For the data we anticipate collecting during the course of the Jefferson Project, I had to consult the lists of sensors that we purchased for use. Documentation for the sensors provided Characteristic and Standard units information, and I gathered this in one place to review, again checking for what was already represented in the OBOE ontologies and what still needed to be added. One particular area of focus was addition of terminology for describing weather data - while OBOE already had fairly broad coverage for water quality measurements, weather was not as well represented. I also needed to add more entities of interest to the project, which included the sensors themselves in some cases. Certain models record their own temperature, which may be important to determining data quality if a sensor moves outside of its operating temperature range. The vertical profilers also record the depth at which they take measurements, which is important contextual metadata that is distinct from the total depth of the lake at the same point.

On both fronts, I went through several iterations, consulting with the Darrin Freshwater Institute and IBM's meterologist in order to ensure that concepts were described completely and related accurately. As a result, we now have three ontologies parallel to OBOE's structure with additional coverage of concepts important to the Jefferson Project:

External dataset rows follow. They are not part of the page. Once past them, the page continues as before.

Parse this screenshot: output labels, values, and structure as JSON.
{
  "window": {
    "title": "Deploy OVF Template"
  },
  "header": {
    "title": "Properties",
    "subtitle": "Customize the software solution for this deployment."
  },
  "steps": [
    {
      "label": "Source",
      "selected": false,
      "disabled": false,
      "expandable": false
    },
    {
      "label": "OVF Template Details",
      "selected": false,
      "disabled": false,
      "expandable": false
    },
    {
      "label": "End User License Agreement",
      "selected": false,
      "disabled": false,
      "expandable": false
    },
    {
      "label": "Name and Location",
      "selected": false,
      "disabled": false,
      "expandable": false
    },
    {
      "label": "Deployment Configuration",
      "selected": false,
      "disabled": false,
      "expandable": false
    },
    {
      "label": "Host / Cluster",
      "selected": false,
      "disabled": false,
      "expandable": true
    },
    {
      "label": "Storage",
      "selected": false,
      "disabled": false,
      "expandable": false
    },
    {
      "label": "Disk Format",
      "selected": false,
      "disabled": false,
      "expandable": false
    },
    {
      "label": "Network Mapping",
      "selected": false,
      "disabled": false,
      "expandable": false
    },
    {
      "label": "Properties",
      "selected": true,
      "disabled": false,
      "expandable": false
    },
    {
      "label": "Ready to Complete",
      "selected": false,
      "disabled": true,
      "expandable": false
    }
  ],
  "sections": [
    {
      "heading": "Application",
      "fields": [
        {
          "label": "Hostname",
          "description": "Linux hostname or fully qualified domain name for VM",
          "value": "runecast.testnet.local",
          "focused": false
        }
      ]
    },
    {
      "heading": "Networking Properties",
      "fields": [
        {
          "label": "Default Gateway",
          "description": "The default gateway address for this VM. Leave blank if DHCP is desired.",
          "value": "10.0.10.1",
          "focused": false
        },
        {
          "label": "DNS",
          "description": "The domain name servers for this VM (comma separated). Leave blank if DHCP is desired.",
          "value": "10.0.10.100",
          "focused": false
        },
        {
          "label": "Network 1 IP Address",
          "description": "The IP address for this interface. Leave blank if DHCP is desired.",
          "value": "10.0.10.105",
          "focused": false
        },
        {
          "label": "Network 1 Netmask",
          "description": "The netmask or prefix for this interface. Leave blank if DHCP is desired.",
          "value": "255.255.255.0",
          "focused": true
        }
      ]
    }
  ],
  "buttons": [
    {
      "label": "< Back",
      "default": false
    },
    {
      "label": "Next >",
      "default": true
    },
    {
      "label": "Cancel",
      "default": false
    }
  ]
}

Access the ontologies
[link] for jp-standards extension (v0.4 uploaded 2015/7/25).
[link] for jp-characteristics extension (v0.4 uploaded 2015/7/25).
[link] for jp-entities extension (v0.3 uploaded 2015/7/25).

CCSV Vocabulary

Contextualized Comma Separated Values (CCSV) is an extension to CSV that provides content and context restrictions by using a Turtle preamble on top of the actual CSV data. We have developed this vocabulary to support the automation of processing CCSV files.

Access CCSV ontology
[link] for CCSV vocabulary (v0.1 uploaded 2015/4/27).